  64. Geek activism is not all about extreme positions. There is a gradient- find your position on it.
  65. Read the PATRIOT ACT– know what you are really up against.
  66. In the US, put a few technologists in power in Washington. Abroad, do the same for your own seat of government.
  67. Write to mainstream media- they have more mindshare than they are given credit for.
  68. Read what your founding fathers said before taking someone’s word for it. Quote the founding fathers back at them- there were so many of them, and they said and wrote so much, that you will find a quote for each situation. Try this one for starters, “Those who would give up essential Liberty, to purchase a little temporary Safety, deserve neither Liberty nor Safety.” – Benjamin Franklin. Read more Bejamin Franklin. Read more cool quotes
  69. Read more.
  70. Mixed tapes are legal. Time-shifting TV is legal. Regardless of the media.
  71. Decide what is offensive for yourself- don’t let the government decide it for you. If you do not, pretty soon, you may only see one side of every argument.
  72. Music purchases should not be governed by determining which seller has the most clout among the player manufacturers.
  73. We do not lock the door to our bedrooms or bathrooms because we have something to hide. We do not secure our networks, conversations, emails and files because we have something to hide.
  74. Make sure that if a vendor locks you in, you lock them out.
  75. 80% of games are not rated M.
  76. You may agree with Richard Stallman, but make sure you understand the opposing point of view.
  77. An email tax to certify that it is “legitimate” is an awful idea.
  78. Know your rights and be prepared to defend them.
  79. Open source is not free.
  80. Free is open source.
  81. The ESRB game rating system exists for a reason- so that parents can be parents and the government can get on with more important stuff.
  82. Do not allow corporations to get away with assisting oppressive regimes. Let your voice be heard.
  83. Linux is no longer a philosophy– it is a good piece of software. Use it if it fits your needs.
  84. There are reasons based in mathematics that establish the NSA wiretaps and other similar brute data mining ideas do not work.
  85. Multiple nag screens that warn us of possible insecurity do not make us more secure.
  86. More information available to the most number of people is a good thing.
  87. There are DRM free alternatives for music you can play anywhere.
  88. Vote.
  89. Free as in free lunch is good. Free as in a free people is even better. For software and for everything else.
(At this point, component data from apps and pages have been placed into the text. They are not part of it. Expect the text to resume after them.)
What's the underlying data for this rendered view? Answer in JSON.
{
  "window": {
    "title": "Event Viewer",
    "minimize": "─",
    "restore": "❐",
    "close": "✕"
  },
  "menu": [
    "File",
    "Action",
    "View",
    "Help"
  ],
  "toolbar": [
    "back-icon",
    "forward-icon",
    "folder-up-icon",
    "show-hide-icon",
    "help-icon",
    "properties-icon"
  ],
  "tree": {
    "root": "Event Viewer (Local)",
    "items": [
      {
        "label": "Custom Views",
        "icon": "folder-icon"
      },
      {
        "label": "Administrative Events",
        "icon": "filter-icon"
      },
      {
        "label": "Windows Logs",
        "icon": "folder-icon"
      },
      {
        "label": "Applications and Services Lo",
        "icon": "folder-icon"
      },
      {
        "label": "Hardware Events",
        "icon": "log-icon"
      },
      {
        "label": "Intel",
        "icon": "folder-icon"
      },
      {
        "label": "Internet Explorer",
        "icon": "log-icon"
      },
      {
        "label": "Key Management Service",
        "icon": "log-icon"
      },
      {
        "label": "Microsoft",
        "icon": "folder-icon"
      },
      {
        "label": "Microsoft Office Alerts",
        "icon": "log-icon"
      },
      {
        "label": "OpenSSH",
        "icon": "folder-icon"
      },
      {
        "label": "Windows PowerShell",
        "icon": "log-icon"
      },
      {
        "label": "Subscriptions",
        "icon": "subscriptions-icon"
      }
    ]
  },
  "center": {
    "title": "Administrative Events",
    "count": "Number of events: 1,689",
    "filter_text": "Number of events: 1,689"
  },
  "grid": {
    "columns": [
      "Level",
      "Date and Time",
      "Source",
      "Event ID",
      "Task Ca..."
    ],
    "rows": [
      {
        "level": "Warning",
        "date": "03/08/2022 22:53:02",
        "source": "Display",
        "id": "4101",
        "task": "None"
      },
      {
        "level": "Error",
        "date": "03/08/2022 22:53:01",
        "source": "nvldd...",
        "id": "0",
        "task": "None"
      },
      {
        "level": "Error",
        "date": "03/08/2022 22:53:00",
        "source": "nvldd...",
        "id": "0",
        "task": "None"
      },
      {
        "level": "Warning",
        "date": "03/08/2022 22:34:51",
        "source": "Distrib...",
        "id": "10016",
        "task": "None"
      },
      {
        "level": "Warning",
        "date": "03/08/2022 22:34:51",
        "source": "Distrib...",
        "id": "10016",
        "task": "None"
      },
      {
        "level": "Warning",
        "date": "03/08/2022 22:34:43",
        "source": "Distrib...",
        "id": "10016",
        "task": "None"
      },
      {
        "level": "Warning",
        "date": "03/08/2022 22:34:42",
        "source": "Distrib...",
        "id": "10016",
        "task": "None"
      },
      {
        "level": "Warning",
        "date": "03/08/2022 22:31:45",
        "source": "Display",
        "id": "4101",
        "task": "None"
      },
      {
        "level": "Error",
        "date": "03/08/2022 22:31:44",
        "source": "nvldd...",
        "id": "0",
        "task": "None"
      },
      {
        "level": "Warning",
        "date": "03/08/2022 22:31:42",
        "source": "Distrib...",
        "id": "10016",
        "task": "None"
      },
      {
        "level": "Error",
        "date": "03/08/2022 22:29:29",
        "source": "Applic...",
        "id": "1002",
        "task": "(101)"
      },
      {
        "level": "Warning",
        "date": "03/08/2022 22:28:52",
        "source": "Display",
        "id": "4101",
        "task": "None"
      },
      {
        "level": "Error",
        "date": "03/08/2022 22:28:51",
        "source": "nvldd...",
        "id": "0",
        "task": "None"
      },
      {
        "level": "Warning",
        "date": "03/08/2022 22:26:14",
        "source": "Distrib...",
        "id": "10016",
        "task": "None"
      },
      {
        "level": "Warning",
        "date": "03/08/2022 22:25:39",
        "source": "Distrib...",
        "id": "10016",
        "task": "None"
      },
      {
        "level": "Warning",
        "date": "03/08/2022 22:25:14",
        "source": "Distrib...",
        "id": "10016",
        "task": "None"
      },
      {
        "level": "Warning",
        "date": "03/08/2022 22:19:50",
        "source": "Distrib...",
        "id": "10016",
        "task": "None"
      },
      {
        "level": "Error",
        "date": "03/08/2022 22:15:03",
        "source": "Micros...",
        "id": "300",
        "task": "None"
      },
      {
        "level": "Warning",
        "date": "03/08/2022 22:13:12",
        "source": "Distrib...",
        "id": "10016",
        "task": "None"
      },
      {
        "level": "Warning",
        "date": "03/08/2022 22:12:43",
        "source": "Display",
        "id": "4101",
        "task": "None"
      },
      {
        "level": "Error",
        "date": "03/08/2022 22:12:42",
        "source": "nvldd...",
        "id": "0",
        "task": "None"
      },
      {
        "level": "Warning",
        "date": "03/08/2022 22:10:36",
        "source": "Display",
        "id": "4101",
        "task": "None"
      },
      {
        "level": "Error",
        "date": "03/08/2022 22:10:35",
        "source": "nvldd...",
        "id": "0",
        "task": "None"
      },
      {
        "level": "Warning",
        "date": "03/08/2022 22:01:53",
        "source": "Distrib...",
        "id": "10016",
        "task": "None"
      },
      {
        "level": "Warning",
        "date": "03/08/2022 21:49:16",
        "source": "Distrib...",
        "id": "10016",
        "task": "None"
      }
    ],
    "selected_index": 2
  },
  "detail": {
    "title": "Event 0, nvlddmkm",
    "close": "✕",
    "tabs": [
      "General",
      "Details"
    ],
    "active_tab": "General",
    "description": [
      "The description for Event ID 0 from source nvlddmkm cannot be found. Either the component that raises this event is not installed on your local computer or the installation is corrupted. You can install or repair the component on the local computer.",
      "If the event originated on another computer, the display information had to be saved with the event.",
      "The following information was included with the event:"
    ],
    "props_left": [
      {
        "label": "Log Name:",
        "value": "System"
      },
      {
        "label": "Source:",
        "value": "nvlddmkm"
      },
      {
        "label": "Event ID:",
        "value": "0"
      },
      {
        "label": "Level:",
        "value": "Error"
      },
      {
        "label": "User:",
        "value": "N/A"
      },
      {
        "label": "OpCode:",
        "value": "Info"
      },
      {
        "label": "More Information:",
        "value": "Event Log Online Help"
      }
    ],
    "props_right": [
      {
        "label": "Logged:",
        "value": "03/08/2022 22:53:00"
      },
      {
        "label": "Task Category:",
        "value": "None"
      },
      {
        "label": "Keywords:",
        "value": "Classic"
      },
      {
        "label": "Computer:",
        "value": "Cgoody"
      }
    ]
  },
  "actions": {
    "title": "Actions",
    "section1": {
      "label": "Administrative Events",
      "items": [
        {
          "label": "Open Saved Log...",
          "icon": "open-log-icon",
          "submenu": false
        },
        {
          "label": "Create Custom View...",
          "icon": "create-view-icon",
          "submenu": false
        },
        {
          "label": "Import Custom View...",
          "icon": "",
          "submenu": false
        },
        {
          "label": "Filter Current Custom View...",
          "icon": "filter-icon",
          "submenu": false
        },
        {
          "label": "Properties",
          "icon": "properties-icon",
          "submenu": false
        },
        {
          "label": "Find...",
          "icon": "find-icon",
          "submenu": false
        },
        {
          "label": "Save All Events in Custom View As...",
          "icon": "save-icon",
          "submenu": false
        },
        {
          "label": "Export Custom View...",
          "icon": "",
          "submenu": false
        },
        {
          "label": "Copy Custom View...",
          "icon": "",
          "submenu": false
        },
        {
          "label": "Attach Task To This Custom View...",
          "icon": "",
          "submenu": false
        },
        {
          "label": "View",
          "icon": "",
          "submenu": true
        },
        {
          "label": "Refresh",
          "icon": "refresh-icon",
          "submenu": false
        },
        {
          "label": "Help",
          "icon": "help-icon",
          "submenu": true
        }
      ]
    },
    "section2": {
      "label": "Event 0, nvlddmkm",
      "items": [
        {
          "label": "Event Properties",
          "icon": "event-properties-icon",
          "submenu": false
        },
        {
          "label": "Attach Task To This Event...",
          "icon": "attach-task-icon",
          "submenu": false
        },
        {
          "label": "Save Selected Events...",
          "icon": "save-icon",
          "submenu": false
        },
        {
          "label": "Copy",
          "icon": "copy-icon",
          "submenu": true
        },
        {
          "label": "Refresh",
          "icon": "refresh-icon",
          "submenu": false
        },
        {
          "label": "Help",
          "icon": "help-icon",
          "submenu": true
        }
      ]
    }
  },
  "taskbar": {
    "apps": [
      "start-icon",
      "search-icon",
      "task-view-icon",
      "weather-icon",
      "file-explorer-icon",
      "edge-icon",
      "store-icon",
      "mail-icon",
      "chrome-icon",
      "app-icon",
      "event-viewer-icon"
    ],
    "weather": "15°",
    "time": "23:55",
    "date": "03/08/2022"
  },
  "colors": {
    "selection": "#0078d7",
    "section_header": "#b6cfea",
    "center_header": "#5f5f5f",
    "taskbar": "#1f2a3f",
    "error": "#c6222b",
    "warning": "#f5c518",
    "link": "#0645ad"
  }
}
  90. Quoting Schneier’s blog: Cardinal Richelieu understood the value of surveillance when he famously said, “If one would give me six lines written by the hand of the most honest man, I would find something in them to have him hanged.” Watch someone long enough, and you’ll find something to arrest—or just blackmail—with. Privacy is important because without it, surveillance information will be abused: to peep, to sell to marketers and to spy on political enemies—whoever they happen to be at the time.
  91. Read our modern geek philosophers- read Bruce Perens, Cory Doctorow, Bruce Sterling and even Richard Stallman. Read Schneier to find practical reasons why stupid security mechanisms are stupid. Read them even if you disagree with them- it will help frame your point of view.
  92. DRM only keeps an honest user honest.
  93. You have the right to anonymity on the internet.
  94. Be proud of being a geek, a gamer, a privacy advocate, promoter of free speech and an innovator without fear of litigation, of government or restrictions on liberties- a geek activist.
  95. Most of all- have fun.